Staging is the process that determines the size of the cancer and how much it has spread. Most cancers have their own staging system. Grading is used to describe how abnormal the cancer cells look when seen through a microscope. The more abnormal the cells are, the faster they grow. Staging and grading help the health care team plan treatment for your child. They also help determine the likelihood of cure (prognosis). The process used for Wilms tumor takes into consideration the following:
Location of the primary tumor
If the tumor has spilled into the abdomen
If the cancer has spread to the other kidney or other areas of the body
How abnormal the cancer cells look under a microscope
The cancer is also broken down into stages 1 through 5 (often written as I through V). The different stage numbers refer to the tumor’s size and if and where it has spread. For instance, stage I is an early stage of cancer. Stage V means the cancer has spread to both kidneys. Wilms tumor is also broken down into further classifications. Your child’s health care provider can tell you more if needed. Talk to the health care provider if you have any questions about the stage of your child’s cancer.
How Is Wilms Tumor Treated?
The goal of treatment is to destroy cancer cells. The kind of treatment your child receives depends on the type and stage of tumor your child has. Your child may require one or more of these treatments:
Surgery to remove the affected kidney (nephrectomy) or to remove as much tumor as possible from the remaining kidney if 1 was removed. A kidney transplant is sometimes needed because of kidney problems.
Chemotherapy (“chemo”) to destroy cancer cells with powerful cancer-fighting medications. Multiple chemo medications may be used. They are given through a tube (IV) that’s usually put into a vein in the arm or chest. Or, they may be given by mouth or injection.
Radiation therapy to destroy cancer cells and shrink a tumor using high-energy X-rays. Radiation may be used before or after other treatments.

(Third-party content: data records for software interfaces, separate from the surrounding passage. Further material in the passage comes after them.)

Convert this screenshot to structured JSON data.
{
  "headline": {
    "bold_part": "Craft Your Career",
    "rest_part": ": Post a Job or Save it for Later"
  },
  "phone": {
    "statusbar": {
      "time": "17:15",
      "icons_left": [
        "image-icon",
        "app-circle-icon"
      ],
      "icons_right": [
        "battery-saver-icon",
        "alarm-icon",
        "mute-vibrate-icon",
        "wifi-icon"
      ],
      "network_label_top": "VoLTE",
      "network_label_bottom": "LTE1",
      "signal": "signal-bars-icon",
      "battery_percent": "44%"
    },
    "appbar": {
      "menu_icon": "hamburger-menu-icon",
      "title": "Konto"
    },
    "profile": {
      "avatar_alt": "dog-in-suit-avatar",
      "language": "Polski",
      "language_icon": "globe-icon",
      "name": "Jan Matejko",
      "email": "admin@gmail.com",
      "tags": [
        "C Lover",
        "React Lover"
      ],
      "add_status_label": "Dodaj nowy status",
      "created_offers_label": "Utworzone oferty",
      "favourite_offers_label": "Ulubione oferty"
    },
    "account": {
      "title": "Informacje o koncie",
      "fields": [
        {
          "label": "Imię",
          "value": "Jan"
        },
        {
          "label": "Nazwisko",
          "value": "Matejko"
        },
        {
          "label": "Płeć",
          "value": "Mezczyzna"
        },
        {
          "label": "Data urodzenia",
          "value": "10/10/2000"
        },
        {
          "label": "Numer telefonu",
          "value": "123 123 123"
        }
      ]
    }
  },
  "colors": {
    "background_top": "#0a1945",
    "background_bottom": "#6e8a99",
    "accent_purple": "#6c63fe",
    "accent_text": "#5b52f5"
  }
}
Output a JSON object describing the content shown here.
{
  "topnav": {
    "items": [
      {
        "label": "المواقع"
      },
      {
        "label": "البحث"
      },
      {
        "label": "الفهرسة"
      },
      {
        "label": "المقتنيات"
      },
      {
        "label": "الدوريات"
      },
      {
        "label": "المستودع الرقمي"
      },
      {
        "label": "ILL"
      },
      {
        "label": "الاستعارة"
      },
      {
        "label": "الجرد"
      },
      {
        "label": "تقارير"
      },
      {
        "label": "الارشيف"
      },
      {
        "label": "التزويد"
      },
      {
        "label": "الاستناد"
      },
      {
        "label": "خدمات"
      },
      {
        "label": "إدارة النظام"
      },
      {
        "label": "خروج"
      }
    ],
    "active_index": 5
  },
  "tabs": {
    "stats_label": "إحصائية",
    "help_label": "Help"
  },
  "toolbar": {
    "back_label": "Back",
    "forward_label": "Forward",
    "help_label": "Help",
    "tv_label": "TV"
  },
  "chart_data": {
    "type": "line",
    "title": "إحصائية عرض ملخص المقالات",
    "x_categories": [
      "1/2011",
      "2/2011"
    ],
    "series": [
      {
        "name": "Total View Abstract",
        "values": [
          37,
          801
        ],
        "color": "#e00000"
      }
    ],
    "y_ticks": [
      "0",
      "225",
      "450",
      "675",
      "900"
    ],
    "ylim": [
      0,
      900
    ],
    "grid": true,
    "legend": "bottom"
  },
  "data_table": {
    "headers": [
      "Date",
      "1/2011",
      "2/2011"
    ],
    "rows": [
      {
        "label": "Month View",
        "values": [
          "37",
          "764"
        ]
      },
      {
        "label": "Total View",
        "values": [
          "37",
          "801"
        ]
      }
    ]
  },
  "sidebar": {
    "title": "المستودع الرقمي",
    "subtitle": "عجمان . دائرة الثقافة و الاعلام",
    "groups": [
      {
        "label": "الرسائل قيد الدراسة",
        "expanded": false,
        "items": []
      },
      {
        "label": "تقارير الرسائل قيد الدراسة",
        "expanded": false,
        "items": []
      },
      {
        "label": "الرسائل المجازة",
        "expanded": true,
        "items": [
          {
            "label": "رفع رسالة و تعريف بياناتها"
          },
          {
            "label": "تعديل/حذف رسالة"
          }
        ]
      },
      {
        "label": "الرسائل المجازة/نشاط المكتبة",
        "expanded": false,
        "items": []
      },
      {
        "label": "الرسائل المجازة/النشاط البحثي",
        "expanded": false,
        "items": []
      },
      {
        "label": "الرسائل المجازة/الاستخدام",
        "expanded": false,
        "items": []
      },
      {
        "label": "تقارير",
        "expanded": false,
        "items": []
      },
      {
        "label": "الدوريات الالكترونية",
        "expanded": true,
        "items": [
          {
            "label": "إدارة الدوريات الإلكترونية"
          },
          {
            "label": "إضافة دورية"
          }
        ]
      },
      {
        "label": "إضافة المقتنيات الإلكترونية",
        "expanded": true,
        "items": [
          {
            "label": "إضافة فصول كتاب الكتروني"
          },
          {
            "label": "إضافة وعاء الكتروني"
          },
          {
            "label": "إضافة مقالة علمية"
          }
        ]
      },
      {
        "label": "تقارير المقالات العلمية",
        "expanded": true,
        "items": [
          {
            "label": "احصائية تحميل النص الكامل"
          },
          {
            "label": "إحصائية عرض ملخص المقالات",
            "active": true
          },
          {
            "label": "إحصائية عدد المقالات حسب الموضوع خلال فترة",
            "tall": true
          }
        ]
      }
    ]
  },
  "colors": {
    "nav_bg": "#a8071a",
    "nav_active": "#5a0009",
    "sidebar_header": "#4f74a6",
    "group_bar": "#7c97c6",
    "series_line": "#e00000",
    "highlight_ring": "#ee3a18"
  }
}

The goal of supportive treatments is to protect the child from infection, prevent discomfort, and bring the body’s blood counts to a healthy range. During your child’s treatment, he or she may be given antibiotics. These are medications that help prevent and fight infection. Anti-nausea and other medications may also be given. These help ease side effects caused by treatment. Your child may receive a blood transfusion to restore the blood cells destroyed by treatment. Blood is taken from a donor and stored until the child is ready to receive it.
What Are the Long-Term Concerns?
With early treatment, Wilms tumor is often curable. But chemotherapy and radiation may cause some problems, such as damage to certain organs. So your child’s health will need to be monitored for life. This may include clinic visits, blood tests, imaging tests, and ultrasounds of the abdomen and heart. Also, ask your health care team if your child will need to take special precautions to protect the remaining kidney, such as avoiding contact sports.
Receiving a cancer diagnosis for your child is scary and confusing. It’s important to remember that you are not alone. Your child’s health care team will help guide you throughout your child’s care. You should also seek information and support for yourself. Doing so helps you cope with the changes cancer brings. Learning about and talking with others who also have a child with cancer may help you and your family cope. Also, ask your child’s health care team for a list of resources.